Video

Video Washington DC Underground Streetcar Station to Become Arts Venue

Abandoned more than 50 years ago, the underground streetcar station in Washington D.C.’s historic DuPont Circle district is about to be reborn. The plan calls for turning the spacious underground platforms - once meant to be a transportation hub, - into a unique space for art exhibitions, presentations, concerts and even a film set. Roman Mamonov has more from beneath the streets of the U.S. capital. Joy Wagner narrates his report.
Video

Video Europe’s Twin Crises Collide in Greece as Migrant Numbers Soar

Greece has replaced Italy as the main gateway for migrants into Europe, with more than 100,000 arrivals in the first six months of 2015. Many want to move further into Europe and escape Greece’s economic crisis, but they face widespread dangers on the journey overland through the Balkans. VOA's Henry Ridgwell reports.
Video
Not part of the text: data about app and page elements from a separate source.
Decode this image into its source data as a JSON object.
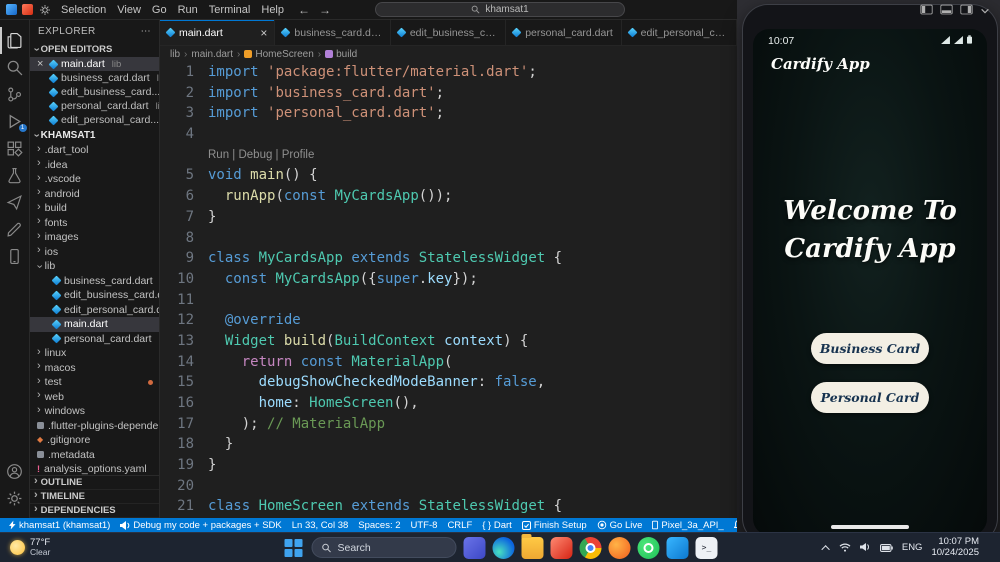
{
  "colors": {
    "accent": "#0078d4",
    "statusbar_blue": "#0078d4",
    "dart_blue": "#13b9fd",
    "phone_button_bg": "#f3efe4",
    "phone_button_text": "#16324f"
  },
  "titlebar": {
    "menus": [
      "Selection",
      "View",
      "Go",
      "Run",
      "Terminal",
      "Help"
    ],
    "back_arrow": "←",
    "forward_arrow": "→",
    "search_value": "khamsat1"
  },
  "sidebar": {
    "title": "EXPLORER",
    "more_label": "⋯",
    "sections": {
      "open_editors": "OPEN EDITORS",
      "project": "KHAMSAT1"
    },
    "open_editors": [
      {
        "name": "main.dart",
        "detail": "lib",
        "active": true
      },
      {
        "name": "business_card.dart",
        "detail": "lib",
        "active": false
      },
      {
        "name": "edit_business_card...",
        "detail": "",
        "active": false
      },
      {
        "name": "personal_card.dart",
        "detail": "lib",
        "active": false
      },
      {
        "name": "edit_personal_card...",
        "detail": "",
        "active": false
      }
    ],
    "tree": [
      {
        "name": ".dart_tool",
        "kind": "folder",
        "indent": 0
      },
      {
        "name": ".idea",
        "kind": "folder",
        "indent": 0
      },
      {
        "name": ".vscode",
        "kind": "folder",
        "indent": 0
      },
      {
        "name": "android",
        "kind": "folder",
        "indent": 0
      },
      {
        "name": "build",
        "kind": "folder",
        "indent": 0
      },
      {
        "name": "fonts",
        "kind": "folder",
        "indent": 0
      },
      {
        "name": "images",
        "kind": "folder",
        "indent": 0
      },
      {
        "name": "ios",
        "kind": "folder",
        "indent": 0
      },
      {
        "name": "lib",
        "kind": "folder",
        "indent": 0,
        "expanded": true
      },
      {
        "name": "business_card.dart",
        "kind": "dart",
        "indent": 1
      },
      {
        "name": "edit_business_card.dart",
        "kind": "dart",
        "indent": 1
      },
      {
        "name": "edit_personal_card.dart",
        "kind": "dart",
        "indent": 1
      },
      {
        "name": "main.dart",
        "kind": "dart",
        "indent": 1,
        "selected": true
      },
      {
        "name": "personal_card.dart",
        "kind": "dart",
        "indent": 1
      },
      {
        "name": "linux",
        "kind": "folder",
        "indent": 0
      },
      {
        "name": "macos",
        "kind": "folder",
        "indent": 0
      },
      {
        "name": "test",
        "kind": "folder",
        "indent": 0,
        "dot": true
      },
      {
        "name": "web",
        "kind": "folder",
        "indent": 0
      },
      {
        "name": "windows",
        "kind": "folder",
        "indent": 0
      },
      {
        "name": ".flutter-plugins-depende...",
        "kind": "file",
        "indent": 0
      },
      {
        "name": ".gitignore",
        "kind": "git",
        "indent": 0
      },
      {
        "name": ".metadata",
        "kind": "file",
        "indent": 0
      },
      {
        "name": "analysis_options.yaml",
        "kind": "warn",
        "indent": 0
      }
    ],
    "bottom_sections": [
      "OUTLINE",
      "TIMELINE",
      "DEPENDENCIES"
    ]
  },
  "tabs": [
    {
      "label": "main.dart",
      "active": true
    },
    {
      "label": "business_card.dart",
      "active": false
    },
    {
      "label": "edit_business_card.dart",
      "active": false
    },
    {
      "label": "personal_card.dart",
      "active": false
    },
    {
      "label": "edit_personal_card.dart",
      "active": false
    }
  ],
  "breadcrumb": [
    {
      "label": "lib",
      "icon": ""
    },
    {
      "label": "main.dart",
      "icon": ""
    },
    {
      "label": "HomeScreen",
      "icon": "class"
    },
    {
      "label": "build",
      "icon": "method"
    }
  ],
  "editor": {
    "lines": [
      {
        "n": "1",
        "t": [
          [
            "kw",
            "import"
          ],
          [
            "d",
            " "
          ],
          [
            "str",
            "'package:flutter/material.dart'"
          ],
          [
            "d",
            ";"
          ]
        ]
      },
      {
        "n": "2",
        "t": [
          [
            "kw",
            "import"
          ],
          [
            "d",
            " "
          ],
          [
            "str",
            "'business_card.dart'"
          ],
          [
            "d",
            ";"
          ]
        ]
      },
      {
        "n": "3",
        "t": [
          [
            "kw",
            "import"
          ],
          [
            "d",
            " "
          ],
          [
            "str",
            "'personal_card.dart'"
          ],
          [
            "d",
            ";"
          ]
        ]
      },
      {
        "n": "4",
        "t": []
      },
      {
        "lens": "Run | Debug | Profile"
      },
      {
        "n": "5",
        "t": [
          [
            "kw",
            "void"
          ],
          [
            "d",
            " "
          ],
          [
            "fn",
            "main"
          ],
          [
            "d",
            "() {"
          ]
        ]
      },
      {
        "n": "6",
        "t": [
          [
            "d",
            "  "
          ],
          [
            "fn",
            "runApp"
          ],
          [
            "d",
            "("
          ],
          [
            "kw",
            "const"
          ],
          [
            "d",
            " "
          ],
          [
            "type",
            "MyCardsApp"
          ],
          [
            "d",
            "());"
          ]
        ]
      },
      {
        "n": "7",
        "t": [
          [
            "d",
            "}"
          ]
        ]
      },
      {
        "n": "8",
        "t": []
      },
      {
        "n": "9",
        "t": [
          [
            "kw",
            "class"
          ],
          [
            "d",
            " "
          ],
          [
            "type",
            "MyCardsApp"
          ],
          [
            "d",
            " "
          ],
          [
            "kw",
            "extends"
          ],
          [
            "d",
            " "
          ],
          [
            "type",
            "StatelessWidget"
          ],
          [
            "d",
            " {"
          ]
        ]
      },
      {
        "n": "10",
        "t": [
          [
            "d",
            "  "
          ],
          [
            "kw",
            "const"
          ],
          [
            "d",
            " "
          ],
          [
            "type",
            "MyCardsApp"
          ],
          [
            "d",
            "({"
          ],
          [
            "kw",
            "super"
          ],
          [
            "d",
            "."
          ],
          [
            "prop",
            "key"
          ],
          [
            "d",
            "});"
          ]
        ]
      },
      {
        "n": "11",
        "t": []
      },
      {
        "n": "12",
        "t": [
          [
            "d",
            "  "
          ],
          [
            "kw",
            "@override"
          ]
        ]
      },
      {
        "n": "13",
        "t": [
          [
            "d",
            "  "
          ],
          [
            "type",
            "Widget"
          ],
          [
            "d",
            " "
          ],
          [
            "fn",
            "build"
          ],
          [
            "d",
            "("
          ],
          [
            "type",
            "BuildContext"
          ],
          [
            "d",
            " "
          ],
          [
            "prop",
            "context"
          ],
          [
            "d",
            ") {"
          ]
        ]
      },
      {
        "n": "14",
        "t": [
          [
            "d",
            "    "
          ],
          [
            "ctrl",
            "return"
          ],
          [
            "d",
            " "
          ],
          [
            "kw",
            "const"
          ],
          [
            "d",
            " "
          ],
          [
            "type",
            "MaterialApp"
          ],
          [
            "d",
            "("
          ]
        ]
      },
      {
        "n": "15",
        "t": [
          [
            "d",
            "      "
          ],
          [
            "prop",
            "debugShowCheckedModeBanner"
          ],
          [
            "d",
            ": "
          ],
          [
            "kw",
            "false"
          ],
          [
            "d",
            ","
          ]
        ]
      },
      {
        "n": "16",
        "t": [
          [
            "d",
            "      "
          ],
          [
            "prop",
            "home"
          ],
          [
            "d",
            ": "
          ],
          [
            "type",
            "HomeScreen"
          ],
          [
            "d",
            "(),"
          ]
        ]
      },
      {
        "n": "17",
        "t": [
          [
            "d",
            "    ); "
          ],
          [
            "com",
            "// MaterialApp"
          ]
        ]
      },
      {
        "n": "18",
        "t": [
          [
            "d",
            "  }"
          ]
        ]
      },
      {
        "n": "19",
        "t": [
          [
            "d",
            "}"
          ]
        ]
      },
      {
        "n": "20",
        "t": []
      },
      {
        "n": "21",
        "t": [
          [
            "kw",
            "class"
          ],
          [
            "d",
            " "
          ],
          [
            "type",
            "HomeScreen"
          ],
          [
            "d",
            " "
          ],
          [
            "kw",
            "extends"
          ],
          [
            "d",
            " "
          ],
          [
            "type",
            "StatelessWidget"
          ],
          [
            "d",
            " {"
          ]
        ]
      }
    ]
  },
  "status_bar": {
    "left": [
      {
        "icon": "flash",
        "label": "khamsat1 (khamsat1)"
      },
      {
        "icon": "mega",
        "label": "Debug my code + packages + SDK"
      }
    ],
    "right": [
      {
        "icon": "",
        "label": "Ln 33, Col 38"
      },
      {
        "icon": "",
        "label": "Spaces: 2"
      },
      {
        "icon": "",
        "label": "UTF-8"
      },
      {
        "icon": "",
        "label": "CRLF"
      },
      {
        "icon": "",
        "label": "{ } Dart"
      },
      {
        "icon": "check",
        "label": "Finish Setup"
      },
      {
        "icon": "live",
        "label": "Go Live"
      },
      {
        "icon": "device",
        "label": "Pixel_3a_API_"
      },
      {
        "icon": "bell",
        "label": ""
      }
    ]
  },
  "phone": {
    "status_time": "10:07",
    "app_title": "Cardify App",
    "welcome": [
      "Welcome To",
      "Cardify App"
    ],
    "buttons": [
      "Business Card",
      "Personal Card"
    ]
  },
  "taskbar": {
    "weather": {
      "temp": "77°F",
      "desc": "Clear"
    },
    "search_label": "Search",
    "apps": [
      {
        "name": "widgets-icon",
        "style": "indigo"
      },
      {
        "name": "edge-icon",
        "style": "edge"
      },
      {
        "name": "file-explorer-icon",
        "style": "folder"
      },
      {
        "name": "app-red-icon",
        "style": "red"
      },
      {
        "name": "chrome-icon",
        "style": "chrome"
      },
      {
        "name": "app-orange-icon",
        "style": "orange"
      },
      {
        "name": "whatsapp-icon",
        "style": "green"
      },
      {
        "name": "vscode-icon",
        "style": "vscode"
      },
      {
        "name": "terminal-icon",
        "style": "light"
      }
    ],
    "tray": {
      "lang": "ENG",
      "time": "10:07 PM",
      "date": "10/24/2025"
    }
  }
}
Video Stink Intensifies as Lebanon’s Trash Crisis Continues

After the closure of a major rubbish dump a week ago, the streets of Beirut are filling up with trash. Having failed to draw up a plan B, politicians are struggling to deal with the problem. John Owens has more for VOA from Beirut.
Video

Video Paris Rolls Out Blueprint to Fight Climate Change

A U.N. climate conference in December aims to produce an ambitious agreement to fight heat-trapping greenhouse gases. But many local governments are not waiting, and have drafted their own climate action plans. That’s the case with Paris — which is getting special attention, since it’s hosting the climate summit. Lisa Bryant takes a look for VOA at the transformation of the French capital into an eco-city.

VOA Blogs